Banks in Cyprus and Bulgaria had the second- and third-highest NPL ratios of 19.3% and 18.2% at the end of December, respectively, down from 21.1% and 21.0% at the end of September 2019. Meanwhile, Sweden retained the lowest ratio of 0.50%, unchanged over the period.
European banks' aggregate average NPL ratio stood at 2.7% at 2019-end, compared to 2.9% at the end of September 2019, while their average aggregate NPL coverage ratio was 44.7%, down from 44.6%.
As of Dec. 31, 2019, Hungary's aggregate NPL coverage ratio stood at 67.42%, the highest among the banking systems in the sample, down from 68.12% at the end of September 2019.
The EBA also said June 8 that banks entered the COVID-19 crisis with "solid" capital positions and improved asset quality. Compared with the 2008 global financial crisis, European banks now hold larger capital and liquidity buffers, it said.
Banks' capital levels have improved quarter over quarter, with the average fully loaded common equity Tier 1 capital ratio rising by roughly 40 basis points to 14.8% at the end of the fourth quarter, owing to higher capital and contracting risk exposure amounts. Meanwhile, EU banks' weighted fully phased-in leverage ratio increased by 30 basis points to 5.5%, driven by rising capital and declining exposures.
The EBA said, though, that the data showed significant dispersion across banks.
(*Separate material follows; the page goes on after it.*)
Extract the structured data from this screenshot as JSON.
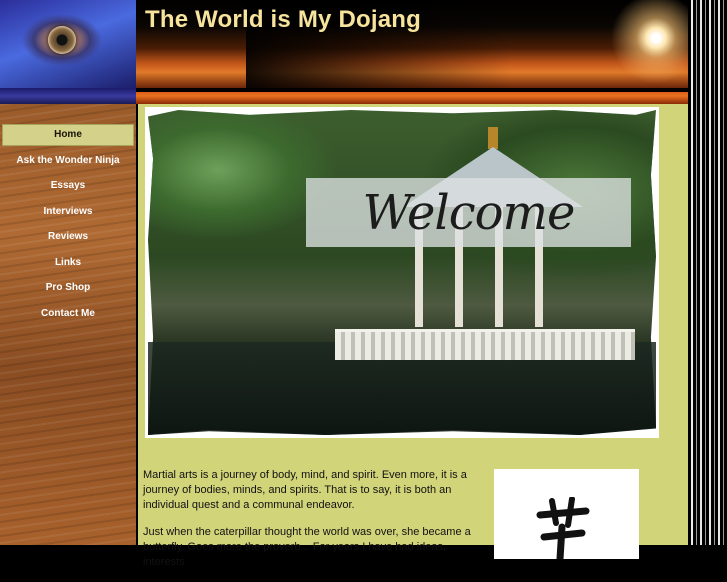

The 2020 spring transparency exercise covers data as of September and December 2019 disclosed by 127 banks from 27 European Economic Area countries.
In late May, the EBA warned that banks are likely to face rising bad loans, matching those incurred during the eurozone's sovereign debt crisis, due to the economic impact of the pandemic.